What the task asks
The pictures do not go in the copy. Reproduce the rest of the entries exactly.

Source information
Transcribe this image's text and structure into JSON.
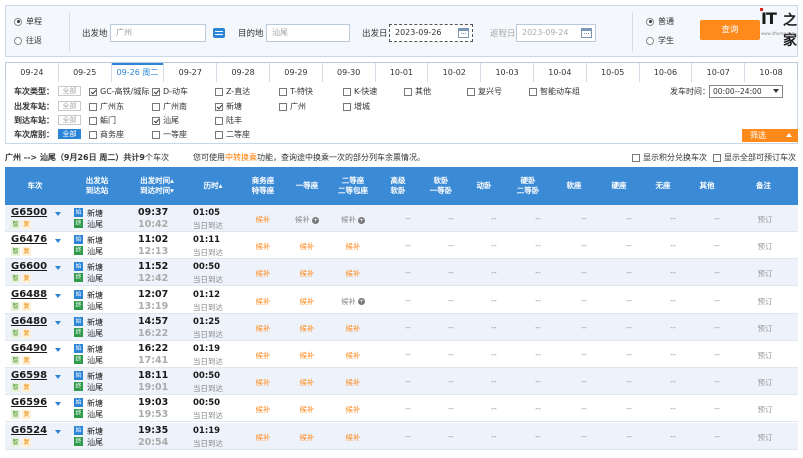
{
  "search": {
    "trip_type": [
      {
        "label": "单程",
        "selected": true
      },
      {
        "label": "往返",
        "selected": false
      }
    ],
    "from_label": "出发地",
    "from_value": "广州",
    "to_label": "目的地",
    "to_value": "汕尾",
    "depart_label": "出发日",
    "depart_value": "2023-09-26",
    "return_label": "返程日",
    "return_value": "2023-09-24",
    "passenger_type": [
      {
        "label": "普通",
        "selected": true
      },
      {
        "label": "学生",
        "selected": false
      }
    ],
    "query_label": "查询"
  },
  "logo": {
    "brand": "IT",
    "brand_zh": "之家",
    "url": "www.ithome.com"
  },
  "date_tabs": [
    {
      "label": "09-24",
      "active": false
    },
    {
      "label": "09-25",
      "active": false
    },
    {
      "label": "09-26 周二",
      "active": true
    },
    {
      "label": "09-27",
      "active": false
    },
    {
      "label": "09-28",
      "active": false
    },
    {
      "label": "09-29",
      "active": false
    },
    {
      "label": "09-30",
      "active": false
    },
    {
      "label": "10-01",
      "active": false
    },
    {
      "label": "10-02",
      "active": false
    },
    {
      "label": "10-03",
      "active": false
    },
    {
      "label": "10-04",
      "active": false
    },
    {
      "label": "10-05",
      "active": false
    },
    {
      "label": "10-06",
      "active": false
    },
    {
      "label": "10-07",
      "active": false
    },
    {
      "label": "10-08",
      "active": false
    }
  ],
  "filters": {
    "all_label": "全部",
    "train_type": {
      "label": "车次类型：",
      "all_on": false,
      "options": [
        {
          "label": "GC-高铁/城际",
          "checked": true
        },
        {
          "label": "D-动车",
          "checked": true
        },
        {
          "label": "Z-直达",
          "checked": false
        },
        {
          "label": "T-特快",
          "checked": false
        },
        {
          "label": "K-快速",
          "checked": false
        },
        {
          "label": "其他",
          "checked": false
        },
        {
          "label": "复兴号",
          "checked": false
        },
        {
          "label": "智能动车组",
          "checked": false
        }
      ]
    },
    "depart_station": {
      "label": "出发车站：",
      "all_on": false,
      "options": [
        {
          "label": "广州东",
          "checked": false
        },
        {
          "label": "广州南",
          "checked": false
        },
        {
          "label": "新塘",
          "checked": true
        },
        {
          "label": "广州",
          "checked": false
        },
        {
          "label": "增城",
          "checked": false
        }
      ]
    },
    "arrive_station": {
      "label": "到达车站：",
      "all_on": false,
      "options": [
        {
          "label": "鲘门",
          "checked": false
        },
        {
          "label": "汕尾",
          "checked": true
        },
        {
          "label": "陆丰",
          "checked": false
        }
      ]
    },
    "seat_type": {
      "label": "车次席别：",
      "all_on": true,
      "options": [
        {
          "label": "商务座",
          "checked": false
        },
        {
          "label": "一等座",
          "checked": false
        },
        {
          "label": "二等座",
          "checked": false
        }
      ]
    },
    "depart_time_label": "发车时间：",
    "depart_time_value": "00:00--24:00",
    "filter_btn_label": "筛选"
  },
  "summary": {
    "route": "广州 --> 汕尾（9月26日  周二）共计",
    "count": "9",
    "count_suffix": "个车次",
    "tip_prefix": "您可使用",
    "tip_highlight": "中转换乘",
    "tip_suffix": "功能，查询途中换乘一次的部分列车余票情况。",
    "opt_points": "显示积分兑换车次",
    "opt_all": "显示全部可预订车次"
  },
  "table_headers": [
    {
      "l1": "车次",
      "l2": ""
    },
    {
      "l1": "出发站",
      "l2": "到达站"
    },
    {
      "l1": "出发时间▴",
      "l2": "到达时间▾"
    },
    {
      "l1": "历时▴",
      "l2": ""
    },
    {
      "l1": "商务座",
      "l2": "特等座"
    },
    {
      "l1": "一等座",
      "l2": ""
    },
    {
      "l1": "二等座",
      "l2": "二等包座"
    },
    {
      "l1": "高级",
      "l2": "软卧"
    },
    {
      "l1": "软卧",
      "l2": "一等卧"
    },
    {
      "l1": "动卧",
      "l2": ""
    },
    {
      "l1": "硬卧",
      "l2": "二等卧"
    },
    {
      "l1": "软座",
      "l2": ""
    },
    {
      "l1": "硬座",
      "l2": ""
    },
    {
      "l1": "无座",
      "l2": ""
    },
    {
      "l1": "其他",
      "l2": ""
    },
    {
      "l1": "备注",
      "l2": ""
    }
  ],
  "labels": {
    "badge_zhi": "智",
    "badge_fu": "复",
    "start_icon": "始",
    "end_icon": "终",
    "same_day": "当日到达",
    "book": "预订",
    "dash": "--"
  },
  "trains": [
    {
      "no": "G6500",
      "from": "新塘",
      "to": "汕尾",
      "dep": "09:37",
      "arr": "10:42",
      "dur": "01:05",
      "business": "候补",
      "first": "候补",
      "second": "候补",
      "first_plus": true,
      "second_plus": true,
      "b_orange": true,
      "f_orange": false,
      "s_orange": false
    },
    {
      "no": "G6476",
      "from": "新塘",
      "to": "汕尾",
      "dep": "11:02",
      "arr": "12:13",
      "dur": "01:11",
      "business": "候补",
      "first": "候补",
      "second": "候补",
      "first_plus": false,
      "second_plus": false,
      "b_orange": true,
      "f_orange": true,
      "s_orange": true
    },
    {
      "no": "G6600",
      "from": "新塘",
      "to": "汕尾",
      "dep": "11:52",
      "arr": "12:42",
      "dur": "00:50",
      "business": "候补",
      "first": "候补",
      "second": "候补",
      "first_plus": false,
      "second_plus": false,
      "b_orange": true,
      "f_orange": true,
      "s_orange": true
    },
    {
      "no": "G6488",
      "from": "新塘",
      "to": "汕尾",
      "dep": "12:07",
      "arr": "13:19",
      "dur": "01:12",
      "business": "候补",
      "first": "候补",
      "second": "候补",
      "first_plus": false,
      "second_plus": true,
      "b_orange": true,
      "f_orange": true,
      "s_orange": false
    },
    {
      "no": "G6480",
      "from": "新塘",
      "to": "汕尾",
      "dep": "14:57",
      "arr": "16:22",
      "dur": "01:25",
      "business": "候补",
      "first": "候补",
      "second": "候补",
      "first_plus": false,
      "second_plus": false,
      "b_orange": true,
      "f_orange": true,
      "s_orange": true
    },
    {
      "no": "G6490",
      "from": "新塘",
      "to": "汕尾",
      "dep": "16:22",
      "arr": "17:41",
      "dur": "01:19",
      "business": "候补",
      "first": "候补",
      "second": "候补",
      "first_plus": false,
      "second_plus": false,
      "b_orange": true,
      "f_orange": true,
      "s_orange": true
    },
    {
      "no": "G6598",
      "from": "新塘",
      "to": "汕尾",
      "dep": "18:11",
      "arr": "19:01",
      "dur": "00:50",
      "business": "候补",
      "first": "候补",
      "second": "候补",
      "first_plus": false,
      "second_plus": false,
      "b_orange": true,
      "f_orange": true,
      "s_orange": true
    },
    {
      "no": "G6596",
      "from": "新塘",
      "to": "汕尾",
      "dep": "19:03",
      "arr": "19:53",
      "dur": "00:50",
      "business": "候补",
      "first": "候补",
      "second": "候补",
      "first_plus": false,
      "second_plus": false,
      "b_orange": true,
      "f_orange": true,
      "s_orange": true
    },
    {
      "no": "G6524",
      "from": "新塘",
      "to": "汕尾",
      "dep": "19:35",
      "arr": "20:54",
      "dur": "01:19",
      "business": "候补",
      "first": "候补",
      "second": "候补",
      "first_plus": false,
      "second_plus": false,
      "b_orange": true,
      "f_orange": true,
      "s_orange": true
    }
  ],
  "colors": {
    "accent_blue": "#3a8ad6",
    "accent_orange": "#ff8a1c",
    "row_alt": "#eef3fb"
  }
}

Answer area
Transcribe this image's text and structure into JSON.
{
  "search": {
    "trip_type": [
      {
        "label": "单程",
        "selected": true
      },
      {
        "label": "往返",
        "selected": false
      }
    ],
    "from_label": "出发地",
    "from_value": "广州",
    "to_label": "目的地",
    "to_value": "汕尾",
    "depart_label": "出发日",
    "depart_value": "2023-09-26",
    "return_label": "返程日",
    "return_value": "2023-09-24",
    "passenger_type": [
      {
        "label": "普通",
        "selected": true
      },
      {
        "label": "学生",
        "selected": false
      }
    ],
    "query_label": "查询"
  },
  "logo": {
    "brand": "IT",
    "brand_zh": "之家",
    "url": "www.ithome.com"
  },
  "date_tabs": [
    {
      "label": "09-24",
      "active": false
    },
    {
      "label": "09-25",
      "active": false
    },
    {
      "label": "09-26 周二",
      "active": true
    },
    {
      "label": "09-27",
      "active": false
    },
    {
      "label": "09-28",
      "active": false
    },
    {
      "label": "09-29",
      "active": false
    },
    {
      "label": "09-30",
      "active": false
    },
    {
      "label": "10-01",
      "active": false
    },
    {
      "label": "10-02",
      "active": false
    },
    {
      "label": "10-03",
      "active": false
    },
    {
      "label": "10-04",
      "active": false
    },
    {
      "label": "10-05",
      "active": false
    },
    {
      "label": "10-06",
      "active": false
    },
    {
      "label": "10-07",
      "active": false
    },
    {
      "label": "10-08",
      "active": false
    }
  ],
  "filters": {
    "all_label": "全部",
    "train_type": {
      "label": "车次类型：",
      "all_on": false,
      "options": [
        {
          "label": "GC-高铁/城际",
          "checked": true
        },
        {
          "label": "D-动车",
          "checked": true
        },
        {
          "label": "Z-直达",
          "checked": false
        },
        {
          "label": "T-特快",
          "checked": false
        },
        {
          "label": "K-快速",
          "checked": false
        },
        {
          "label": "其他",
          "checked": false
        },
        {
          "label": "复兴号",
          "checked": false
        },
        {
          "label": "智能动车组",
          "checked": false
        }
      ]
    },
    "depart_station": {
      "label": "出发车站：",
      "all_on": false,
      "options": [
        {
          "label": "广州东",
          "checked": false
        },
        {
          "label": "广州南",
          "checked": false
        },
        {
          "label": "新塘",
          "checked": true
        },
        {
          "label": "广州",
          "checked": false
        },
        {
          "label": "增城",
          "checked": false
        }
      ]
    },
    "arrive_station": {
      "label": "到达车站：",
      "all_on": false,
      "options": [
        {
          "label": "鲘门",
          "checked": false
        },
        {
          "label": "汕尾",
          "checked": true
        },
        {
          "label": "陆丰",
          "checked": false
        }
      ]
    },
    "seat_type": {
      "label": "车次席别：",
      "all_on": true,
      "options": [
        {
          "label": "商务座",
          "checked": false
        },
        {
          "label": "一等座",
          "checked": false
        },
        {
          "label": "二等座",
          "checked": false
        }
      ]
    },
    "depart_time_label": "发车时间：",
    "depart_time_value": "00:00--24:00",
    "filter_btn_label": "筛选"
  },
  "summary": {
    "route": "广州 --> 汕尾（9月26日  周二）共计",
    "count": "9",
    "count_suffix": "个车次",
    "tip_prefix": "您可使用",
    "tip_highlight": "中转换乘",
    "tip_suffix": "功能，查询途中换乘一次的部分列车余票情况。",
    "opt_points": "显示积分兑换车次",
    "opt_all": "显示全部可预订车次"
  },
  "table_headers": [
    {
      "l1": "车次",
      "l2": ""
    },
    {
      "l1": "出发站",
      "l2": "到达站"
    },
    {
      "l1": "出发时间▴",
      "l2": "到达时间▾"
    },
    {
      "l1": "历时▴",
      "l2": ""
    },
    {
      "l1": "商务座",
      "l2": "特等座"
    },
    {
      "l1": "一等座",
      "l2": ""
    },
    {
      "l1": "二等座",
      "l2": "二等包座"
    },
    {
      "l1": "高级",
      "l2": "软卧"
    },
    {
      "l1": "软卧",
      "l2": "一等卧"
    },
    {
      "l1": "动卧",
      "l2": ""
    },
    {
      "l1": "硬卧",
      "l2": "二等卧"
    },
    {
      "l1": "软座",
      "l2": ""
    },
    {
      "l1": "硬座",
      "l2": ""
    },
    {
      "l1": "无座",
      "l2": ""
    },
    {
      "l1": "其他",
      "l2": ""
    },
    {
      "l1": "备注",
      "l2": ""
    }
  ],
  "labels": {
    "badge_zhi": "智",
    "badge_fu": "复",
    "start_icon": "始",
    "end_icon": "终",
    "same_day": "当日到达",
    "book": "预订",
    "dash": "--"
  },
  "trains": [
    {
      "no": "G6500",
      "from": "新塘",
      "to": "汕尾",
      "dep": "09:37",
      "arr": "10:42",
      "dur": "01:05",
      "business": "候补",
      "first": "候补",
      "second": "候补",
      "first_plus": true,
      "second_plus": true,
      "b_orange": true,
      "f_orange": false,
      "s_orange": false
    },
    {
      "no": "G6476",
      "from": "新塘",
      "to": "汕尾",
      "dep": "11:02",
      "arr": "12:13",
      "dur": "01:11",
      "business": "候补",
      "first": "候补",
      "second": "候补",
      "first_plus": false,
      "second_plus": false,
      "b_orange": true,
      "f_orange": true,
      "s_orange": true
    },
    {
      "no": "G6600",
      "from": "新塘",
      "to": "汕尾",
      "dep": "11:52",
      "arr": "12:42",
      "dur": "00:50",
      "business": "候补",
      "first": "候补",
      "second": "候补",
      "first_plus": false,
      "second_plus": false,
      "b_orange": true,
      "f_orange": true,
      "s_orange": true
    },
    {
      "no": "G6488",
      "from": "新塘",
      "to": "汕尾",
      "dep": "12:07",
      "arr": "13:19",
      "dur": "01:12",
      "business": "候补",
      "first": "候补",
      "second": "候补",
      "first_plus": false,
      "second_plus": true,
      "b_orange": true,
      "f_orange": true,
      "s_orange": false
    },
    {
      "no": "G6480",
      "from": "新塘",
      "to": "汕尾",
      "dep": "14:57",
      "arr": "16:22",
      "dur": "01:25",
      "business": "候补",
      "first": "候补",
      "second": "候补",
      "first_plus": false,
      "second_plus": false,
      "b_orange": true,
      "f_orange": true,
      "s_orange": true
    },
    {
      "no": "G6490",
      "from": "新塘",
      "to": "汕尾",
      "dep": "16:22",
      "arr": "17:41",
      "dur": "01:19",
      "business": "候补",
      "first": "候补",
      "second": "候补",
      "first_plus": false,
      "second_plus": false,
      "b_orange": true,
      "f_orange": true,
      "s_orange": true
    },
    {
      "no": "G6598",
      "from": "新塘",
      "to": "汕尾",
      "dep": "18:11",
      "arr": "19:01",
      "dur": "00:50",
      "business": "候补",
      "first": "候补",
      "second": "候补",
      "first_plus": false,
      "second_plus": false,
      "b_orange": true,
      "f_orange": true,
      "s_orange": true
    },
    {
      "no": "G6596",
      "from": "新塘",
      "to": "汕尾",
      "dep": "19:03",
      "arr": "19:53",
      "dur": "00:50",
      "business": "候补",
      "first": "候补",
      "second": "候补",
      "first_plus": false,
      "second_plus": false,
      "b_orange": true,
      "f_orange": true,
      "s_orange": true
    },
    {
      "no": "G6524",
      "from": "新塘",
      "to": "汕尾",
      "dep": "19:35",
      "arr": "20:54",
      "dur": "01:19",
      "business": "候补",
      "first": "候补",
      "second": "候补",
      "first_plus": false,
      "second_plus": false,
      "b_orange": true,
      "f_orange": true,
      "s_orange": true
    }
  ],
  "colors": {
    "accent_blue": "#3a8ad6",
    "accent_orange": "#ff8a1c",
    "row_alt": "#eef3fb"
  }
}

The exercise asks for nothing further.